Ahead of the global climate change negotiations in Copenhagen, there has been growing pressure from the developed world on states like China and India to accept quantifiable targets to reduce greenhouse-gas emissions. Although India has expressed strong disapproval of the West’s threat to impose carbon tariffs on India’s exports, India now appears to be gradually changing its position as exemplified by the remarks of Ramesh at the climate change summit in New York. He suggested that India “cannot hide behind any excuses and we [Indians] have to be aggressively taking on voluntary mitigation outcomes.”

While the acceptance of binding international targets remains out of question, India is now underlining the importance of taking on national commitments to enhance its global credibility.

This change of heart is a result of two interrelated factors. One is the evolving Chinese response to climate change. China has declared that it is pursuing a National Climate Change Program, which includes mandatory targets for reducing energy intensity and the discharge of major pollutants as well as increasing forest coverage and share of renewable energy for the 2005-2010 period. India was caught unaware by specific measures that China recently announced at the U.N. General Assembly and is now planning to follow suit.

Toward this end, India plans to have regular dialogue with China to exchange views on their respective action plans.

The other factor driving India’s new approach to climate change negotiations is a sense among Indian strategic elites that a rising India should engage the world on its own terms and with a degree of confidence that befits its stature as a rising power in the international system.

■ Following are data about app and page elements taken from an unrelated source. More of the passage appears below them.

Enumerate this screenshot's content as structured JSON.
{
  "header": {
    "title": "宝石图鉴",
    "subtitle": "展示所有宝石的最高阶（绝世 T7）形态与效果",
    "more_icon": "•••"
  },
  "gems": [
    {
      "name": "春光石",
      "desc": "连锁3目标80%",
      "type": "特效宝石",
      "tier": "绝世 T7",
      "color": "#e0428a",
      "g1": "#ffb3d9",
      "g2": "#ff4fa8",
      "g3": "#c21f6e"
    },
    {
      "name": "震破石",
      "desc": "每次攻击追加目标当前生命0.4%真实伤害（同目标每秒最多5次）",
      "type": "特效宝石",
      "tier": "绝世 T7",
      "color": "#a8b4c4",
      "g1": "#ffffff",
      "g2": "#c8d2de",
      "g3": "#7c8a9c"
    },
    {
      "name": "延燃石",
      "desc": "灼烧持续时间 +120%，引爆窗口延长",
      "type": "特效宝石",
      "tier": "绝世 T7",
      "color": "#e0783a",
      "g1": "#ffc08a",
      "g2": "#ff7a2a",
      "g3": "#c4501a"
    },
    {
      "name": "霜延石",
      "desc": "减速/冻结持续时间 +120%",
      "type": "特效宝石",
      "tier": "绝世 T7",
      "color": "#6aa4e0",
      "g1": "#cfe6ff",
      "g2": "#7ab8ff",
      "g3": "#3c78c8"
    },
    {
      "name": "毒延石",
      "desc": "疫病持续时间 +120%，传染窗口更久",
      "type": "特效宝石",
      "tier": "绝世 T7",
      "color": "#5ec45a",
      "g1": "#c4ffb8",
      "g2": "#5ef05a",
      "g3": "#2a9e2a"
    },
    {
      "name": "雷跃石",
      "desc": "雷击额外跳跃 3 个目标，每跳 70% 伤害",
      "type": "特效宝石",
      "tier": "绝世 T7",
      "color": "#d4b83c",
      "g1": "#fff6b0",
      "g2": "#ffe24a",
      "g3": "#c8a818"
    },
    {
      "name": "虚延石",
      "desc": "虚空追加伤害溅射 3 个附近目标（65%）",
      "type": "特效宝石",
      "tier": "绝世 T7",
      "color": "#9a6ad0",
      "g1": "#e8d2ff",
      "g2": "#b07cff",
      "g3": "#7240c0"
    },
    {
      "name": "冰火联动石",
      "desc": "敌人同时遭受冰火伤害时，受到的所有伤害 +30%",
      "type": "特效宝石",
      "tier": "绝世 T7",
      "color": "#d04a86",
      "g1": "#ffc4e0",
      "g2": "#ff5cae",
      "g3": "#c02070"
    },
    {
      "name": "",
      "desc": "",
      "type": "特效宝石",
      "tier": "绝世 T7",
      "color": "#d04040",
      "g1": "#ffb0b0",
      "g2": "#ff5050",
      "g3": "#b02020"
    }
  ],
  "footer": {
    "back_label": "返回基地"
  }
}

In tune with this assessment, India agreed at the Major Economies Forum meeting in Italy about two months back that all countries would work to reduce emissions to try to prevent global temperatures from rising more than 2 degrees Celsius above pre- industrialization levels.

Critics argue that the agreement will restrict India’s diplomatic space at the Copenhagen summit. Yet, India hopes that such steps will help it overcome its traditional image as a deal-breaker when it comes to global negotiations. India has committed itself to a mandatory fuel efficiency cap beginning in 2011, a change in its energy matrix whereby renewable sources will account for 20 percent of India’s power usage by 2020, and an ambitious solar energy plan.

Still, it is far from clear whether the climate change negotiations will succeed, as the developing countries seek financial and technological support. Without such assistance, states like India will not be willing to open their efforts at greenhouse emission reductions to international verification.

Climate change talks not only involve competing economic interests but also raise matters of broad principle for the West’s relationship with developing nations. India has shown itself ready to lead coalitions of developing nations in the past, vetoing those global agreements they see as discriminatory.

Given the issue of the West’s “historical responsibility” for atmospheric pollution, Indian agreement will be hard to secure. Still, the fact that India has started to gradually change its approach toward one of the biggest challenges facing the international community portends well for the future.

Harsh V. Pant teaches at King’s College London and is currently a Visiting Professor at IIM Bangalore.